One possible way to generate the salt is to use 16 characters out of the SHA1 hash of the current date and time:

$ date | sha1sum | cut -b 1-16

If the salt is generated from a cron script, using the date as the input to the hashing function might be predictable by an attacker. In that case, using 512 byte of randomness can be used as an alternative:


$ head -c 512 /dev/random | sha1sum | cut -b 1-16

It is possible to use NSEC3 without a salt. In the signing command, and in the NSEC3PARAM resource record, an empty salt value is written with a single dash '-' (NSEC3PARAM 1 0 0 -). Not using a salt still protects again basic zone walking, but it allows an attacker to create and re-use a rainbow table. The 'com' gTLD is using an empty salt:


$ dig com nsec3param
; <<>> DiG 9.7.3 <<>> com nsec3param
;; global options: +cmd
;; Got answer:
;; ->>HEADER<<- opcode: QUERY, status: NOERROR, id: 1835
;; flags: qr rd ra; QUERY: 1, ANSWER: 1, AUTHORITY: 13, ADDITIONAL: 0

;com.                           IN      NSEC3PARAM

com.                    86400   IN      NSEC3PARAM 1 0 0 -

;; Query time: 154 msec
;; WHEN: Fri Dec 30 14:03:48 2011
;; MSG SIZE  rcvd: 262


The iterations

The second parameter important for the NSEC3 hash function is the number of iterations (3rd field in the NSEC3 and NSEC3PARAM records). As computer become more powerful over time, it might be possible to calculate rainbow tables in a short amount of time. The number of iterations in NSEC3 controls how often the result of the first hash operation is hashed again (so even with iterations=0, the domain names are hashed once). By increasing the number if iterations, calculating a rainbow table can be made more expensive. But it also makes sending negative answers more expensive for authoritative DNS servers hosting the zone, as well as validating these answers on the receiver side. The number of iterations must be carfully balanced, a too high number can invite denial-of-service attacks agains the zones authoritative servers.

The current default value for NSEC3 iterations in BIND 9.8 is 10 iterations. the number of iterations is always a compromise between security and CPU usage. The default in the BIND signing tool is a good value for most zones, but every administrator should evaluate if the default is also good for her/his zones.

The number of iterations have a dependency on the size of the smallest zone-signing key in the zone (see RFC 5155, Section 10.3). These are the upper limit values (do not use higher values for the iteration field!):

 smallest ZSK Key Size in zone  max possible NSEC3 iterations  recommended by RFC 4641bis 
1024 150 100
2048 500 330
4096 2500 1600

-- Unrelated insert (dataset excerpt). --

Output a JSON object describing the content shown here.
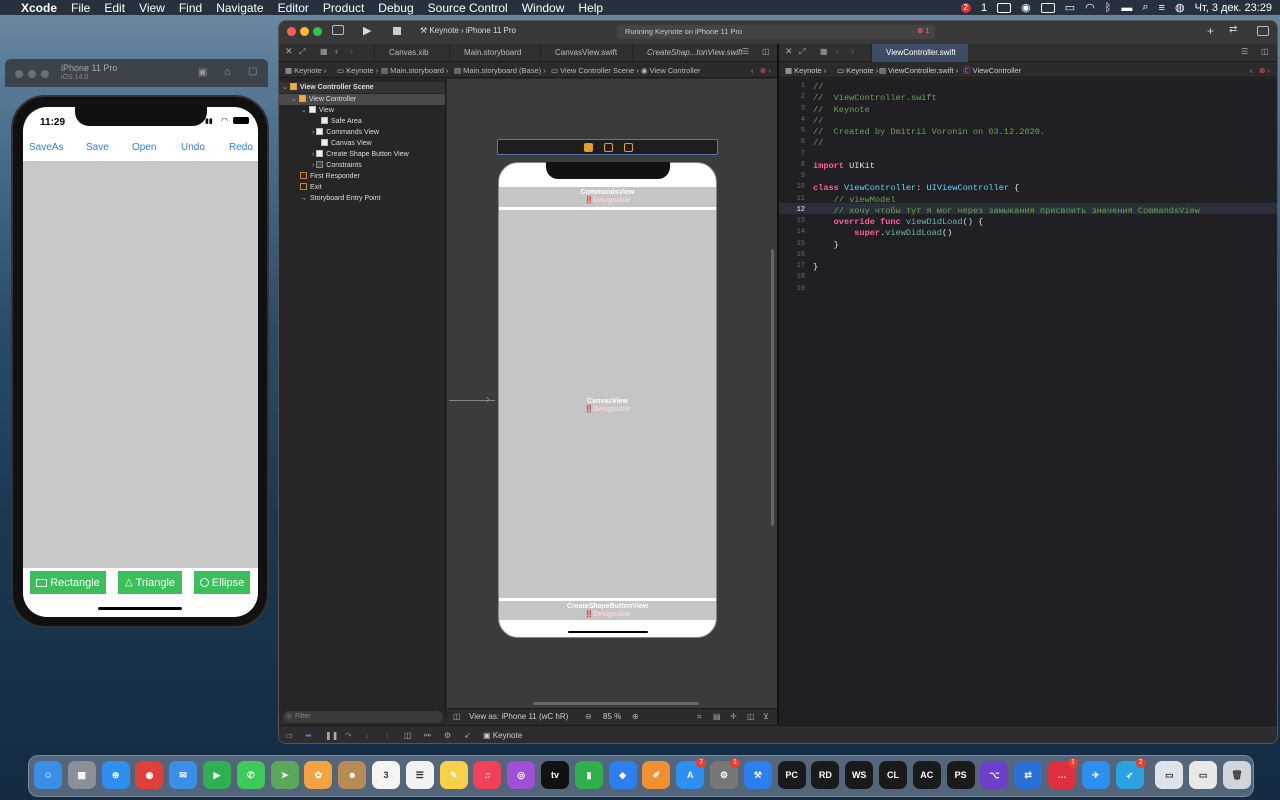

NSEC3 records that use too high iteration values will be seen as 'insecure' by a validating DNSSEC resolver! (see RFC 5155, 12.1.4). RFC 4641bis recommends 2/3 of the maximum value. For a 1024 bit ZSK this would be 100 iterations.




  • If you wish to prevent 'zone walking', then sign your zone with NSEC3. If you don't mind (DNS data is public data), use plain NSEC.
  • if your domain is a 'important enough target' (whatever that might be), and there is risk that someone creates a rainbow-table for your zone, schedule a change of the NSEC3 salt parameter every time you roll your zone signing key.
  • from time to time re-evaluate the number of hash iterations used in your NSEC3 signed zone, based on the advances in computing power that might be available to a potential attacker.

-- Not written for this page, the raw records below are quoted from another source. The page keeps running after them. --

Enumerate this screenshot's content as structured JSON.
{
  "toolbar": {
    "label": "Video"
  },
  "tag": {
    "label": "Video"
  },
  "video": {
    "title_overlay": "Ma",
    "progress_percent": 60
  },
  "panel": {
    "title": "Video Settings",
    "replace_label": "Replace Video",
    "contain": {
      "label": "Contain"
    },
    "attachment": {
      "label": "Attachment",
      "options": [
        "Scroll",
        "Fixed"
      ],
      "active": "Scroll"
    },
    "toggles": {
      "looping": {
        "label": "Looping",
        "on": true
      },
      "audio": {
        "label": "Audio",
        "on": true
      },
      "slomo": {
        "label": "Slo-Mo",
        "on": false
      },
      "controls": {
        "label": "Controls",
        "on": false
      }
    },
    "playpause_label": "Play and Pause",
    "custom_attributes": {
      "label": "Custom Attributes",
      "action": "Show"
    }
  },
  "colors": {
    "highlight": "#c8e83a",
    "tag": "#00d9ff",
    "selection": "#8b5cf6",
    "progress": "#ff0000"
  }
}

Thanks to Peter Koch, Alan Clegg and Miek Gieben for valuable input and answering my questions.

Topics: Men & Mice, DNSSEC, DNS, DNS Zone